Nationwide executives have said they are “highly concerned” about the outlook for inflation, warning that rising costs could harm already struggling customers and drag down house prices.
In its annual earnings report, the member-owned building society said it had not yet experienced an increase in defaults on loans or mortgages.
However, it warned that surging inflation, which hit a 40-year high of 9% last month, would put “significant pressure” on household budgets, particularly for people on lower incomes who built up less savings during the Covid lockdowns.
“Obviously we are highly concerned about the outlook environment,” the chief executive, Joe Garner, told journalists. “And we are very focused on leaning into our members, and really underlining the emphasis of contacting us as early as possible.”
He suggested lenders such as Nationwide were better equipped to handle the cost of living crisis today, having already helped customers through periods of uncertainty including Brexit and Covid lockdowns. Garner explained that the building society was ready to offer a range of options to struggling customers, including interest-only payment holidays.
However, the building society, which is the UK’s second-largest mortgage lender behind Lloyd’s Banking Group, explained that higher property prices, rising interest rates, and the “steep increase” in the cost of living meant housing had already become less affordable for consumers.
Those financial pressures will also mean people will be more cautious about spending money on new homes, which was likely to impact house prices. “There is a risk of a downward movement in house prices, given the pressure on household budgets”, Nationwide said.
“We expect housing market activity to slow and the rate of house price growth to moderate in the coming quarters,” it added.
Nationwide’s monthly housing survey showed that the average amount paid for a home in the UK climbed 0.3% to £267,620 in April from a month earlier, though that compared with a 1.1% rise in March. It was also the smallest increase since September last year.
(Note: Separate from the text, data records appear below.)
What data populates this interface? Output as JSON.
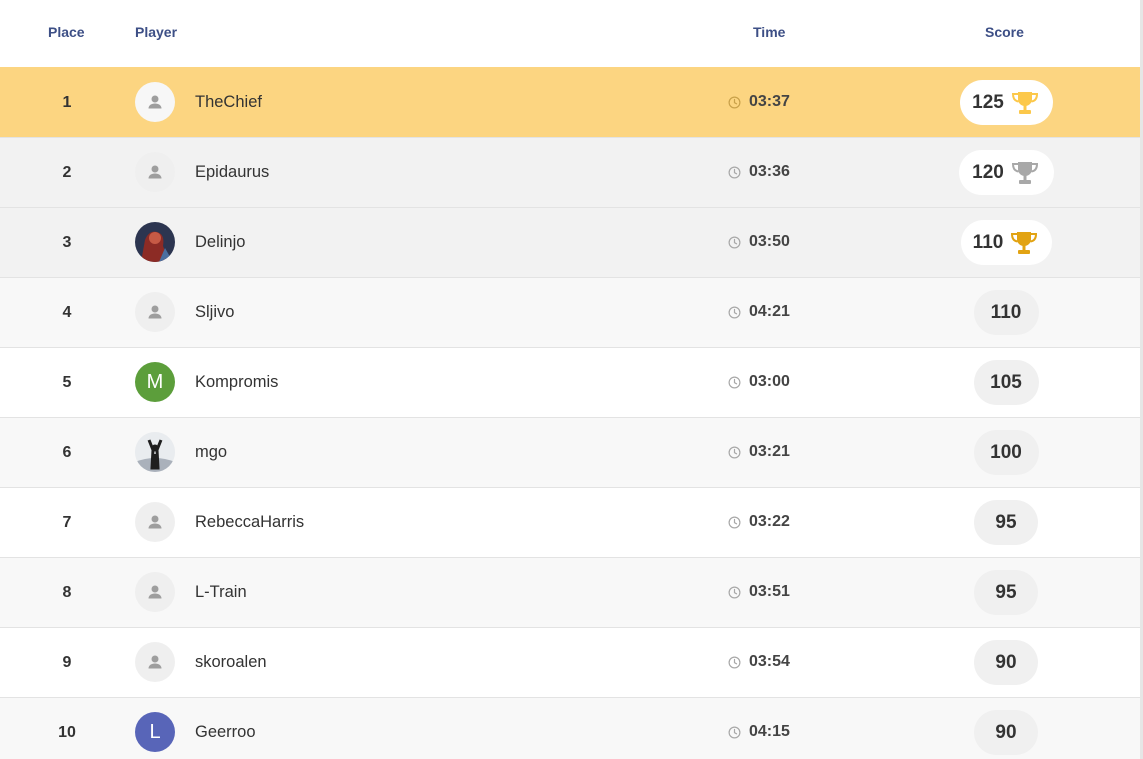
{
  "header": {
    "place": "Place",
    "player": "Player",
    "time": "Time",
    "score": "Score"
  },
  "colors": {
    "first_row": "#fcd581",
    "alt_row": "#f2f2f2",
    "light_row": "#f8f8f8",
    "white_row": "#ffffff",
    "score_pill_top": "#ffffff",
    "score_pill": "#f0f0f0",
    "trophy_gold_light": "#fcc84a",
    "trophy_silver": "#a8a8a8",
    "trophy_gold": "#e2a312",
    "avatar_m": "#5c9e3b",
    "avatar_l": "#5865b8"
  },
  "rows": [
    {
      "place": "1",
      "name": "TheChief",
      "time": "03:37",
      "score": "125",
      "trophy": "gold-light-trophy-icon",
      "avatar": "default-user-icon"
    },
    {
      "place": "2",
      "name": "Epidaurus",
      "time": "03:36",
      "score": "120",
      "trophy": "silver-trophy-icon",
      "avatar": "default-user-icon"
    },
    {
      "place": "3",
      "name": "Delinjo",
      "time": "03:50",
      "score": "110",
      "trophy": "gold-trophy-icon",
      "avatar": "photo-avatar"
    },
    {
      "place": "4",
      "name": "Sljivo",
      "time": "04:21",
      "score": "110",
      "avatar": "default-user-icon"
    },
    {
      "place": "5",
      "name": "Kompromis",
      "time": "03:00",
      "score": "105",
      "avatar": "letter-avatar",
      "letter": "M"
    },
    {
      "place": "6",
      "name": "mgo",
      "time": "03:21",
      "score": "100",
      "avatar": "photo-avatar"
    },
    {
      "place": "7",
      "name": "RebeccaHarris",
      "time": "03:22",
      "score": "95",
      "avatar": "default-user-icon"
    },
    {
      "place": "8",
      "name": "L-Train",
      "time": "03:51",
      "score": "95",
      "avatar": "default-user-icon"
    },
    {
      "place": "9",
      "name": "skoroalen",
      "time": "03:54",
      "score": "90",
      "avatar": "default-user-icon"
    },
    {
      "place": "10",
      "name": "Geerroo",
      "time": "04:15",
      "score": "90",
      "avatar": "letter-avatar",
      "letter": "L"
    }
  ]
}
It could impact Nationwide’s profit growth, having nearly doubled its annual profits in 2021 when it benefited from stronger economic conditions and a buoyant housing market. Nationwide said on Friday that annual pre-tax profits grew from £823m to £1.6bn.
“While the outlook remains challenging, the society continues to demonstrate its resilience,” it said.